Data:
────────
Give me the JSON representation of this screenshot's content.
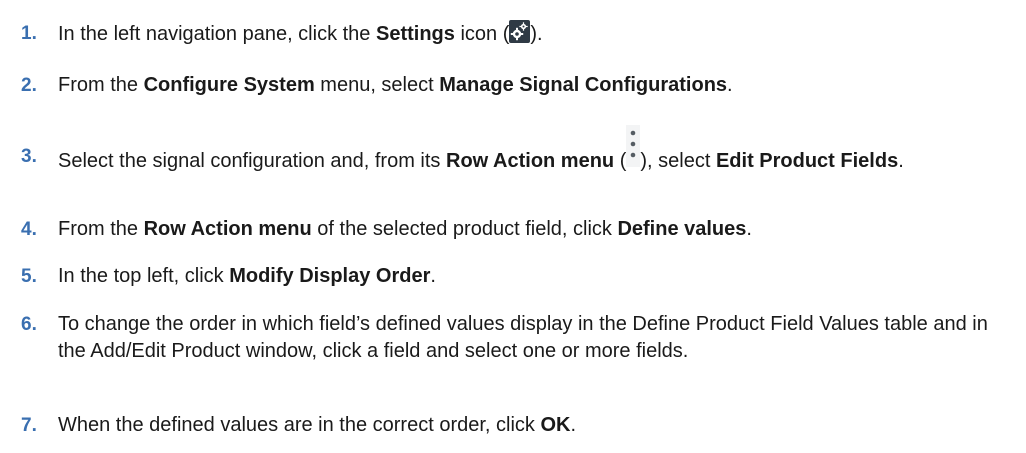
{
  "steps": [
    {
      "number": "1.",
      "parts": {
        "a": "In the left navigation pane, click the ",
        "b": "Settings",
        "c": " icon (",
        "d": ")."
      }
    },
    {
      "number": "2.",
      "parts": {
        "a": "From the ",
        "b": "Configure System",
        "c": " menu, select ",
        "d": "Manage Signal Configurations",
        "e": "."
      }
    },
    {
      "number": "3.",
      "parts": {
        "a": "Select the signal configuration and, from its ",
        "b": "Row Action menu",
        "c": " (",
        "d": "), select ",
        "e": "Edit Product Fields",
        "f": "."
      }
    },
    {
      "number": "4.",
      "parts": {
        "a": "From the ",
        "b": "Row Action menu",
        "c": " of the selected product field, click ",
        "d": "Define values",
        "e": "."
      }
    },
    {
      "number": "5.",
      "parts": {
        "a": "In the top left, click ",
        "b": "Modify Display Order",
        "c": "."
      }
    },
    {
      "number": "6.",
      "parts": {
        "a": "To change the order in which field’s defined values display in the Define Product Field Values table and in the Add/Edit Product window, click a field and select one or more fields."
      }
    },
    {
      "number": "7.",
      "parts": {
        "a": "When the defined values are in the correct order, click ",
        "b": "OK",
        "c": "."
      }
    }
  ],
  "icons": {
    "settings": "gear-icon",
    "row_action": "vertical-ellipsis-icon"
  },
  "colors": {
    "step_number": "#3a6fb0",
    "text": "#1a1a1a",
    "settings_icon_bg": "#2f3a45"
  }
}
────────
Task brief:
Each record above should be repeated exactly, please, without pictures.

Exercise response:
Give me the JSON representation of this screenshot's content.
{
  "steps": [
    {
      "number": "1.",
      "parts": {
        "a": "In the left navigation pane, click the ",
        "b": "Settings",
        "c": " icon (",
        "d": ")."
      }
    },
    {
      "number": "2.",
      "parts": {
        "a": "From the ",
        "b": "Configure System",
        "c": " menu, select ",
        "d": "Manage Signal Configurations",
        "e": "."
      }
    },
    {
      "number": "3.",
      "parts": {
        "a": "Select the signal configuration and, from its ",
        "b": "Row Action menu",
        "c": " (",
        "d": "), select ",
        "e": "Edit Product Fields",
        "f": "."
      }
    },
    {
      "number": "4.",
      "parts": {
        "a": "From the ",
        "b": "Row Action menu",
        "c": " of the selected product field, click ",
        "d": "Define values",
        "e": "."
      }
    },
    {
      "number": "5.",
      "parts": {
        "a": "In the top left, click ",
        "b": "Modify Display Order",
        "c": "."
      }
    },
    {
      "number": "6.",
      "parts": {
        "a": "To change the order in which field’s defined values display in the Define Product Field Values table and in the Add/Edit Product window, click a field and select one or more fields."
      }
    },
    {
      "number": "7.",
      "parts": {
        "a": "When the defined values are in the correct order, click ",
        "b": "OK",
        "c": "."
      }
    }
  ],
  "icons": {
    "settings": "gear-icon",
    "row_action": "vertical-ellipsis-icon"
  },
  "colors": {
    "step_number": "#3a6fb0",
    "text": "#1a1a1a",
    "settings_icon_bg": "#2f3a45"
  }
}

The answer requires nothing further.